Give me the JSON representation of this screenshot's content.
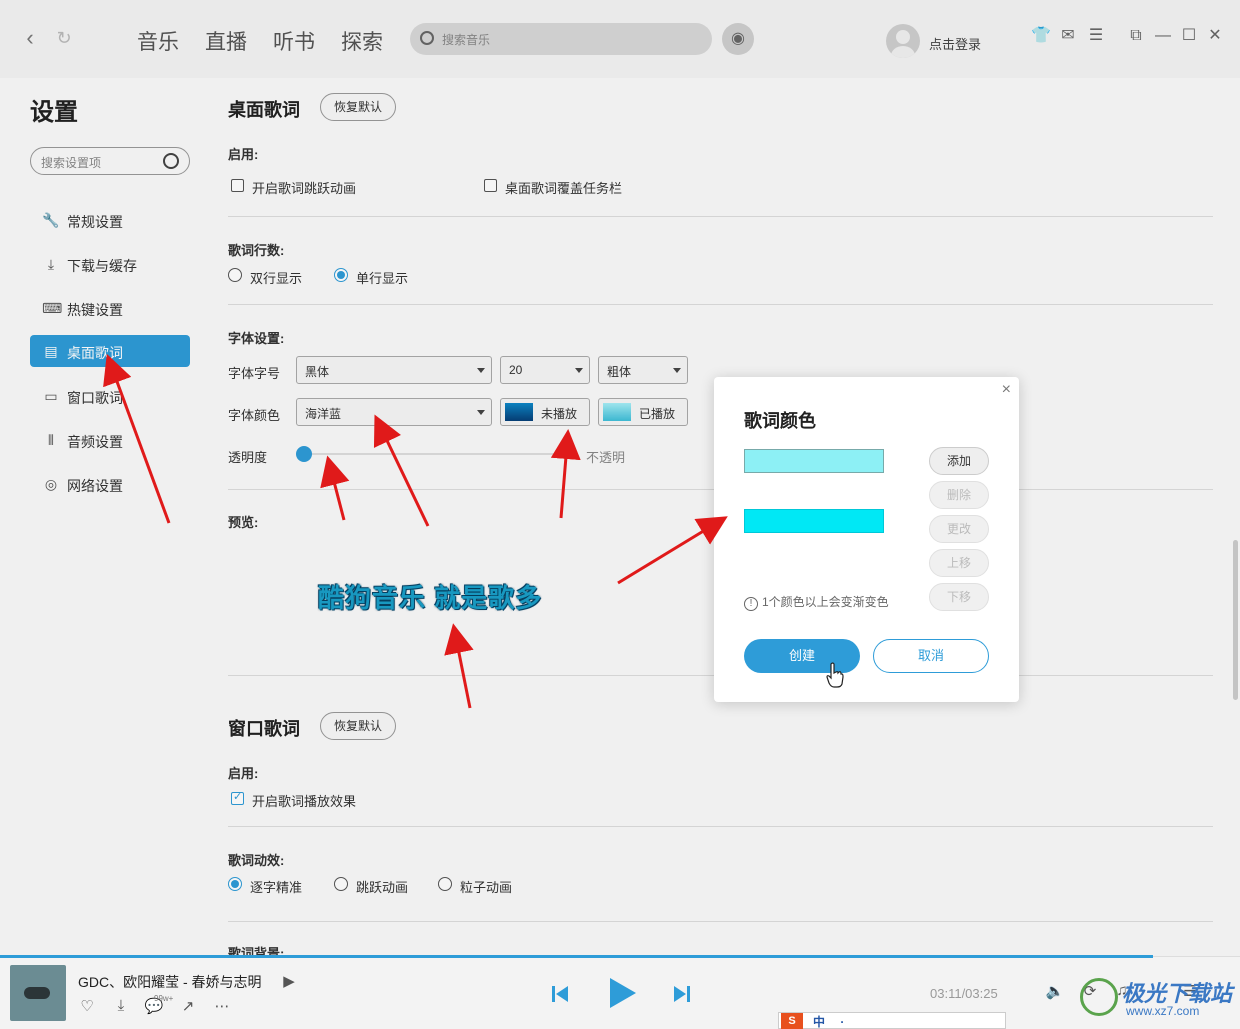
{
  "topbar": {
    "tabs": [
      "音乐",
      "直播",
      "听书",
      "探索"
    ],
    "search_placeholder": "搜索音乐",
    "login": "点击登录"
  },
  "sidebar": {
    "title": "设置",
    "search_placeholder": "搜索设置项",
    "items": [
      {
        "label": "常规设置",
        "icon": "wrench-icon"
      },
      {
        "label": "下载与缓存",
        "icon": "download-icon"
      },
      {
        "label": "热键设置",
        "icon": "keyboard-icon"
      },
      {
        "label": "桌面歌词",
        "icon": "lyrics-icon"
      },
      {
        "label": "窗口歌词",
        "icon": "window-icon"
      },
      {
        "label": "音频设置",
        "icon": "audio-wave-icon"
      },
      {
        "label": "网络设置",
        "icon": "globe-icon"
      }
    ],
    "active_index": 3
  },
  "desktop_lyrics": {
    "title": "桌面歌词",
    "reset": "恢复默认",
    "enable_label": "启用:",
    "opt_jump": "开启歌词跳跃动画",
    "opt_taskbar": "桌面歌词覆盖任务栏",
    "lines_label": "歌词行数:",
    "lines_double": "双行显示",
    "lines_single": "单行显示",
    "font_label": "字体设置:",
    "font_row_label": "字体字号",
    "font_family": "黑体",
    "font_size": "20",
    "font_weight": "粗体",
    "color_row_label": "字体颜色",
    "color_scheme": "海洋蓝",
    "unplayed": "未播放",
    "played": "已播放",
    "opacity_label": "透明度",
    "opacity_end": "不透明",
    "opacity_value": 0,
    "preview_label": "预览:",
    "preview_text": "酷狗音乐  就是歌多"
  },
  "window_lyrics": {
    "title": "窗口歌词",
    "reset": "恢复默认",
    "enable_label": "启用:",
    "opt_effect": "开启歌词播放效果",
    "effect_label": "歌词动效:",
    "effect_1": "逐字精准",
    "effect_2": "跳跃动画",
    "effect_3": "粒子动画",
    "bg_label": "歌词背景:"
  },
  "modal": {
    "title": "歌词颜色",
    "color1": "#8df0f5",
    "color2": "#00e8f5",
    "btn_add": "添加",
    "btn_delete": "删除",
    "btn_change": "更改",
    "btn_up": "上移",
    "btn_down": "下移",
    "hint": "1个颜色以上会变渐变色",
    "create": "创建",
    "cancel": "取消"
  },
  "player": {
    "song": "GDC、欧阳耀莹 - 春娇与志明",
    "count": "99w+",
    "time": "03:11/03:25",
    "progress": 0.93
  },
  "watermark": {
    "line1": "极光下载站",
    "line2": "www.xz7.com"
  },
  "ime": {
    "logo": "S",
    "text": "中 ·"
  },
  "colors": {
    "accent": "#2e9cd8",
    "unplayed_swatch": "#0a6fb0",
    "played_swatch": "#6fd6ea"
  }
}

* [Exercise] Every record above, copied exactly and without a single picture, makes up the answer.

* [Solution to this exercise]
Give me the JSON representation of this screenshot's content.
{
  "topbar": {
    "tabs": [
      "音乐",
      "直播",
      "听书",
      "探索"
    ],
    "search_placeholder": "搜索音乐",
    "login": "点击登录"
  },
  "sidebar": {
    "title": "设置",
    "search_placeholder": "搜索设置项",
    "items": [
      {
        "label": "常规设置",
        "icon": "wrench-icon"
      },
      {
        "label": "下载与缓存",
        "icon": "download-icon"
      },
      {
        "label": "热键设置",
        "icon": "keyboard-icon"
      },
      {
        "label": "桌面歌词",
        "icon": "lyrics-icon"
      },
      {
        "label": "窗口歌词",
        "icon": "window-icon"
      },
      {
        "label": "音频设置",
        "icon": "audio-wave-icon"
      },
      {
        "label": "网络设置",
        "icon": "globe-icon"
      }
    ],
    "active_index": 3
  },
  "desktop_lyrics": {
    "title": "桌面歌词",
    "reset": "恢复默认",
    "enable_label": "启用:",
    "opt_jump": "开启歌词跳跃动画",
    "opt_taskbar": "桌面歌词覆盖任务栏",
    "lines_label": "歌词行数:",
    "lines_double": "双行显示",
    "lines_single": "单行显示",
    "font_label": "字体设置:",
    "font_row_label": "字体字号",
    "font_family": "黑体",
    "font_size": "20",
    "font_weight": "粗体",
    "color_row_label": "字体颜色",
    "color_scheme": "海洋蓝",
    "unplayed": "未播放",
    "played": "已播放",
    "opacity_label": "透明度",
    "opacity_end": "不透明",
    "opacity_value": 0,
    "preview_label": "预览:",
    "preview_text": "酷狗音乐  就是歌多"
  },
  "window_lyrics": {
    "title": "窗口歌词",
    "reset": "恢复默认",
    "enable_label": "启用:",
    "opt_effect": "开启歌词播放效果",
    "effect_label": "歌词动效:",
    "effect_1": "逐字精准",
    "effect_2": "跳跃动画",
    "effect_3": "粒子动画",
    "bg_label": "歌词背景:"
  },
  "modal": {
    "title": "歌词颜色",
    "color1": "#8df0f5",
    "color2": "#00e8f5",
    "btn_add": "添加",
    "btn_delete": "删除",
    "btn_change": "更改",
    "btn_up": "上移",
    "btn_down": "下移",
    "hint": "1个颜色以上会变渐变色",
    "create": "创建",
    "cancel": "取消"
  },
  "player": {
    "song": "GDC、欧阳耀莹 - 春娇与志明",
    "count": "99w+",
    "time": "03:11/03:25",
    "progress": 0.93
  },
  "watermark": {
    "line1": "极光下载站",
    "line2": "www.xz7.com"
  },
  "ime": {
    "logo": "S",
    "text": "中 ·"
  },
  "colors": {
    "accent": "#2e9cd8",
    "unplayed_swatch": "#0a6fb0",
    "played_swatch": "#6fd6ea"
  }
}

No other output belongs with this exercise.